*** RECORDS FOR PROCESSING
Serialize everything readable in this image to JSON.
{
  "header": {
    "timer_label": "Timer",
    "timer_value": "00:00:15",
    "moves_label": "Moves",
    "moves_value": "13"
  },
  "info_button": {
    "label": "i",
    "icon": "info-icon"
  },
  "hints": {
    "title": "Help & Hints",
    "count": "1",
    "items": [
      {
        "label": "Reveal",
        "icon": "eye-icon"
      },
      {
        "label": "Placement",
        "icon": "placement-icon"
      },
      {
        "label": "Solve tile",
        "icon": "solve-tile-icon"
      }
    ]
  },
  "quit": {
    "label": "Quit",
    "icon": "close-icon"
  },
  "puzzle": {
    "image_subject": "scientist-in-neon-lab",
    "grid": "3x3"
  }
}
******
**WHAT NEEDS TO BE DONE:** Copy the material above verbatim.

**ANSWER BOX:**
Serialize everything readable in this image to JSON.
{
  "header": {
    "timer_label": "Timer",
    "timer_value": "00:00:15",
    "moves_label": "Moves",
    "moves_value": "13"
  },
  "info_button": {
    "label": "i",
    "icon": "info-icon"
  },
  "hints": {
    "title": "Help & Hints",
    "count": "1",
    "items": [
      {
        "label": "Reveal",
        "icon": "eye-icon"
      },
      {
        "label": "Placement",
        "icon": "placement-icon"
      },
      {
        "label": "Solve tile",
        "icon": "solve-tile-icon"
      }
    ]
  },
  "quit": {
    "label": "Quit",
    "icon": "close-icon"
  },
  "puzzle": {
    "image_subject": "scientist-in-neon-lab",
    "grid": "3x3"
  }
}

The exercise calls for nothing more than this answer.